SUPPLIED ENTRIES
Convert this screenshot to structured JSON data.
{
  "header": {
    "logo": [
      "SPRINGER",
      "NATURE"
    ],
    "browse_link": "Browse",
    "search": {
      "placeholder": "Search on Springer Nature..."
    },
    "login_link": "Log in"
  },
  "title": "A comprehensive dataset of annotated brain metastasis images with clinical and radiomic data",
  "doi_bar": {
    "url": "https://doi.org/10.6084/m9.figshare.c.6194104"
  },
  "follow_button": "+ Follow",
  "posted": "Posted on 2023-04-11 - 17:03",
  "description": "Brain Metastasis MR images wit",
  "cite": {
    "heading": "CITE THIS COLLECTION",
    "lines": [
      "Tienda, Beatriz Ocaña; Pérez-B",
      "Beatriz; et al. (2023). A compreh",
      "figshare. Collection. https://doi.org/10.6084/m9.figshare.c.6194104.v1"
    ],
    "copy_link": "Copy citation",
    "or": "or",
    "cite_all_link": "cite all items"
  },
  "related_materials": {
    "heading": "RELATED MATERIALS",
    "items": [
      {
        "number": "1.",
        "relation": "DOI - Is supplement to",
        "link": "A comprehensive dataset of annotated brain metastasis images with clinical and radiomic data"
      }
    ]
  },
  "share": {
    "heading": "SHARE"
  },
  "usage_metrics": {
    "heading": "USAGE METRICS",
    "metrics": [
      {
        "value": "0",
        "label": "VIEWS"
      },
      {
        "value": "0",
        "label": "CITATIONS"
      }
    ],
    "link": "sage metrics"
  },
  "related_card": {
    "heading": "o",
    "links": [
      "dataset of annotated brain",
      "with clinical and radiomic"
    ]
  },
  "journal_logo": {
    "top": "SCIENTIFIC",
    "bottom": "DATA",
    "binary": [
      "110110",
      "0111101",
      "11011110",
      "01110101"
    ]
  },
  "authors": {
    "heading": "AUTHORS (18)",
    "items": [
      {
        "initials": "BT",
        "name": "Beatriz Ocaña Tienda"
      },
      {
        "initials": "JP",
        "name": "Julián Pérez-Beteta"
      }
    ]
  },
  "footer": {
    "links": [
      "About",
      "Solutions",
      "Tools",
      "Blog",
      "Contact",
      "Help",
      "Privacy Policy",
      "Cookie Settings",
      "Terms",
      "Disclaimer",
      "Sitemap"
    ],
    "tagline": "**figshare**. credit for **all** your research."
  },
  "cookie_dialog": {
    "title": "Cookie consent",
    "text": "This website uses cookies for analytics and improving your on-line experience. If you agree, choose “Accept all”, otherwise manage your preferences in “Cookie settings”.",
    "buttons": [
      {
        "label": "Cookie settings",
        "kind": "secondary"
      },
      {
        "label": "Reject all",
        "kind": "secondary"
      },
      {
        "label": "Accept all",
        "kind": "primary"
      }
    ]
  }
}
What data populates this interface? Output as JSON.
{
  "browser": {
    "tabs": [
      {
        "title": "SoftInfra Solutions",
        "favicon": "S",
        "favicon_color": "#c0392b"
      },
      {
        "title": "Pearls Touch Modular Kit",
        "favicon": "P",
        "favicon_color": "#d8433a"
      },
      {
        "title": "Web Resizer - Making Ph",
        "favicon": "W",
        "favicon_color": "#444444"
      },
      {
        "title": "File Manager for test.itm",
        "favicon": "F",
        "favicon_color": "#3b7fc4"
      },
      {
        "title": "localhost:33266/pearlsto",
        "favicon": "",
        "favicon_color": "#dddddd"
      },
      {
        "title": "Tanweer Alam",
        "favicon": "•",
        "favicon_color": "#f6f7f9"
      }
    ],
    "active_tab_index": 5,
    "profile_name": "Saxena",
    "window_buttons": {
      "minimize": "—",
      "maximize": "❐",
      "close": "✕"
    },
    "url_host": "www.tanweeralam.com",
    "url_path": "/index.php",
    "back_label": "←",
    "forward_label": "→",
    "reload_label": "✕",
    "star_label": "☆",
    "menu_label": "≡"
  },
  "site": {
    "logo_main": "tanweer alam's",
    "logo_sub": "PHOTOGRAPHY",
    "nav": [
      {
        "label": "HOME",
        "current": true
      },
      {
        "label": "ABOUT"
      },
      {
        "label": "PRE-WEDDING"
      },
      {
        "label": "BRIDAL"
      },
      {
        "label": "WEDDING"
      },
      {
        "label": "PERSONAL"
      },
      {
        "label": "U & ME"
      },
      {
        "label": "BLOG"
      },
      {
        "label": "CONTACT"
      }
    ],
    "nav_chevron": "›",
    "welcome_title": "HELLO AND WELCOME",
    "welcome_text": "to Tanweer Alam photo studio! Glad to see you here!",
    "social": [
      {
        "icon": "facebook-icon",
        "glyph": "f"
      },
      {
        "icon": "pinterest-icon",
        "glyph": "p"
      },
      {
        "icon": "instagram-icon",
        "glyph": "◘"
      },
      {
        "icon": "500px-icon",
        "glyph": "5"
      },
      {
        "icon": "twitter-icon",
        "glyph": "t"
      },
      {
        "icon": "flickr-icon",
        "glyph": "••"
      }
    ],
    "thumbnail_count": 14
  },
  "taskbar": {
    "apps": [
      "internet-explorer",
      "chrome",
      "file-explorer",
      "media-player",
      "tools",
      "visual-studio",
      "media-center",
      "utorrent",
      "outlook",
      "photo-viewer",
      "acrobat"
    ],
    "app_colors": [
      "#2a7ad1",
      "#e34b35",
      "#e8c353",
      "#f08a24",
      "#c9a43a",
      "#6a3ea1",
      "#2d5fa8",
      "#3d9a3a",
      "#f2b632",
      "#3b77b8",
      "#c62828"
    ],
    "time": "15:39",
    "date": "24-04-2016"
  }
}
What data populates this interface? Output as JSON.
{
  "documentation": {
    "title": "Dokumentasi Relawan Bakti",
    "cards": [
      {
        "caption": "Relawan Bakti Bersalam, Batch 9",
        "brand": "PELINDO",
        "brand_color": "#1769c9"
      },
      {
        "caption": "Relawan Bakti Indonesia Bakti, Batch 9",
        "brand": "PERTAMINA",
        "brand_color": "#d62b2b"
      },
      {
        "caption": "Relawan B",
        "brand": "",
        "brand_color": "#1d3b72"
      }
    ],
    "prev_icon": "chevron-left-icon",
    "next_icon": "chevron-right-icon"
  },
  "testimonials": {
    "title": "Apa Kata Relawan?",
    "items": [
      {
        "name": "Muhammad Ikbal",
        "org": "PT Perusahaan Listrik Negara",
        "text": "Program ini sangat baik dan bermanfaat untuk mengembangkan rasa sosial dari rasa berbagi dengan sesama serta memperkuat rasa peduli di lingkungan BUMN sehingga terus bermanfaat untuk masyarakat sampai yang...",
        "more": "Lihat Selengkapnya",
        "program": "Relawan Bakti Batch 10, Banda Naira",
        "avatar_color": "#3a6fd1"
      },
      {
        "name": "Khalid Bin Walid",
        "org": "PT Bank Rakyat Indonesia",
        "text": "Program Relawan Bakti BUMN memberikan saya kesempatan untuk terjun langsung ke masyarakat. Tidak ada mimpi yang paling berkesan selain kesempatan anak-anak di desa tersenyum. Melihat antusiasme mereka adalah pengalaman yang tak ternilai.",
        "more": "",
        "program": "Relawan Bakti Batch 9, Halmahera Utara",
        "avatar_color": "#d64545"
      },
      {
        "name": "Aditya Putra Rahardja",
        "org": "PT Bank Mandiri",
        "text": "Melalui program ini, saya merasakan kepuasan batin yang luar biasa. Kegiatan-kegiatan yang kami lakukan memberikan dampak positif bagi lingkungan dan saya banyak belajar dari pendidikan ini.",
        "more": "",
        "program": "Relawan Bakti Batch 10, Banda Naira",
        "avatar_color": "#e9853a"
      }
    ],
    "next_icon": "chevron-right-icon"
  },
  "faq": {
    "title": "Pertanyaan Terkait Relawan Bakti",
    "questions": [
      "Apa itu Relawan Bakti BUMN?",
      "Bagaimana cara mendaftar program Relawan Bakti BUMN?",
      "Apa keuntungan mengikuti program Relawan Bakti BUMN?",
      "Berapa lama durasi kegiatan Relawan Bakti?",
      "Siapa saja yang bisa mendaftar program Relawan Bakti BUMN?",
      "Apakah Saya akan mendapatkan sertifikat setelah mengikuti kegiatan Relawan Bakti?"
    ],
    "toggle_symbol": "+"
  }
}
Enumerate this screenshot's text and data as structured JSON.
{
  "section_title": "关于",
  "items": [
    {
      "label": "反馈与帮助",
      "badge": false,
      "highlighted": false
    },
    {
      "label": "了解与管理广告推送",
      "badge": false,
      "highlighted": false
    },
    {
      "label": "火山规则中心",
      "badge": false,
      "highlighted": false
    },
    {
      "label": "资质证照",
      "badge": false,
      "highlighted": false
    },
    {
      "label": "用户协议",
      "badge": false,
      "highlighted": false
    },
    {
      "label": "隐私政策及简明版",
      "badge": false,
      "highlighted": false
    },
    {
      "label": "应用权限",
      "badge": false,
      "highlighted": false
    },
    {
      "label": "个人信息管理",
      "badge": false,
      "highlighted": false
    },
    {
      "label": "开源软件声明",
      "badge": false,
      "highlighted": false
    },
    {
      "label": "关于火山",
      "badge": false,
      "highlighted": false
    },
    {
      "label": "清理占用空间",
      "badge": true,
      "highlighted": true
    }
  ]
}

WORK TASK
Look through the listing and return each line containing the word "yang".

TASK OUTPUT
        "text": "Program ini sangat baik dan bermanfaat untuk mengembangkan rasa sosial dari rasa berbagi dengan sesama serta memperkuat rasa peduli di lingkungan BUMN sehingga terus bermanfaat untuk masyarakat sampai yang...",
        "text": "Program Relawan Bakti BUMN memberikan saya kesempatan untuk terjun langsung ke masyarakat. Tidak ada mimpi yang paling berkesan selain kesempatan anak-anak di desa tersenyum. Melihat antusiasme mereka adalah pengalaman yang tak ternilai.",
        "text": "Melalui program ini, saya merasakan kepuasan batin yang luar biasa. Kegiatan-kegiatan yang kami lakukan memberikan dampak positif bagi lingkungan dan saya banyak belajar dari pendidikan ini.",
      "Siapa saja yang bisa mendaftar program Relawan Bakti BUMN?",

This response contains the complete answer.